Open = Allowing access, passage or a view
Planeta readers are motivated by noble ideas that have inspired the movements for responsible travel, conscious travel and ecotourism. But academic articles and books remain behind pay walls. During the 2010 European Ecotourism Conference I asked one of the professors, why we should cite his work if it remained behind a pay wall. Immediately I got the feeling that academics do not like being asked such questions.
The issue came up this past month when on January 11, Aaron Swartz was found dead in his Brooklyn apartment where he had hanged himself. This computer programmer and Internet activist had been a longtime proponent of open access and was facing severe prosecution from the U.S. legal system when he committed suicide.
Supporters of Swartz responded to news of his death with an effort called #pdftribute. Scholars posted links to their works, accompanied by the hashtag #pdftribute. Timely in action and generous in spirit, the movement is still in its early stages. The future is unclear but what is certain is that across academic, scientific, government sectors the mainstreaming of ‘open’ has taken hold. When UNESCO sponsored its 2012 conference on Open Educational Resources, the tipping point was made clear. There’s a new way to share information as we work to protect global heritage.

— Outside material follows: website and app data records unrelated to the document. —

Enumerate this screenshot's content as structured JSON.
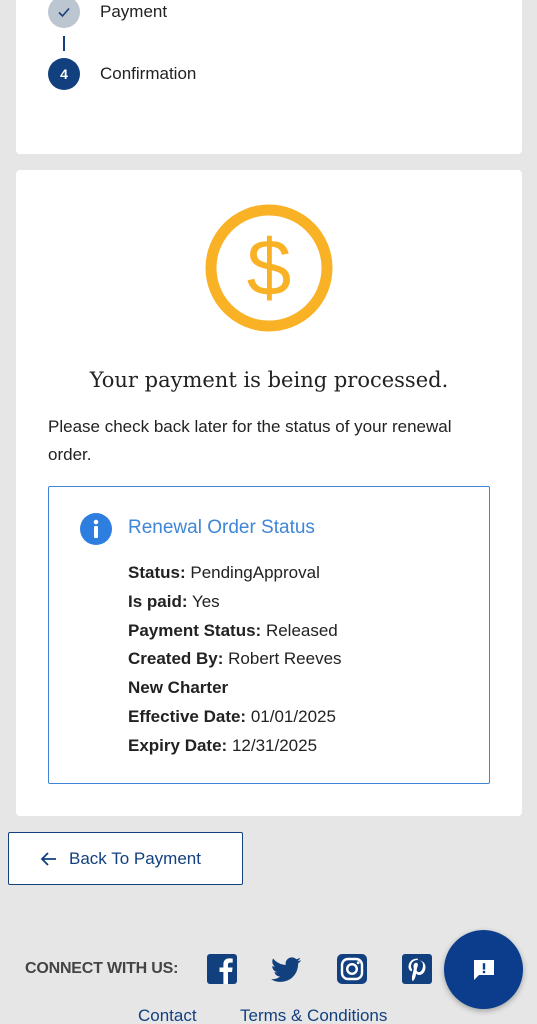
{
  "stepper": {
    "steps": [
      {
        "number": "✓",
        "label": "Payment",
        "state": "done"
      },
      {
        "number": "4",
        "label": "Confirmation",
        "state": "active"
      }
    ]
  },
  "confirmation": {
    "icon": "dollar-circle-icon",
    "icon_color": "#f9b225",
    "headline": "Your payment is being processed.",
    "message": "Please check back later for the status of your renewal order."
  },
  "order_status": {
    "title": "Renewal Order Status",
    "accent_color": "#3f86d6",
    "rows": [
      {
        "label": "Status:",
        "value": "PendingApproval"
      },
      {
        "label": "Is paid:",
        "value": "Yes"
      },
      {
        "label": "Payment Status:",
        "value": "Released"
      },
      {
        "label": "Created By:",
        "value": "Robert Reeves"
      },
      {
        "label": "New Charter",
        "value": ""
      },
      {
        "label": "Effective Date:",
        "value": "01/01/2025"
      },
      {
        "label": "Expiry Date:",
        "value": "12/31/2025"
      }
    ]
  },
  "actions": {
    "back_label": "Back To Payment"
  },
  "footer": {
    "connect_label": "CONNECT WITH US:",
    "social": [
      "facebook-icon",
      "twitter-icon",
      "instagram-icon",
      "pinterest-icon"
    ],
    "links": [
      "Contact",
      "Terms & Conditions"
    ],
    "brand_color": "#12407f"
  }
}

Making academic journal articles is a good starting point for those working in tourism and conservation. As part of the 2013 Responsible Travel Week, I’d like to extend a call for these articles that are available online to the public to be tweeted with the hashtag #pdftribute.
If we want to go further – and I hope we do – I think it’s incumbent that academics and tourism professionals make their meetings accessible to the public, at the very least via livestreaming video. Far too many events are still held behind closed doors.
And I would suggest that we explore the concept of open textbooks. Could we make the educational materials for students available to everyone online free of charge? The ideas promulgated by Creative Common’s Cable Green are inspiring. Check out how open textbooks allow their free use, sharing, and adaptation to local context. Question: How can this be applied to ‘responsible travel’ education?
As the notion of open educational resources, open science, open journalism and open government become part of the mainstream, we are seeking partners who would like to explore these efforts in making knowledge about travel and tourism, conservation and heritage, available to anyone who is interested.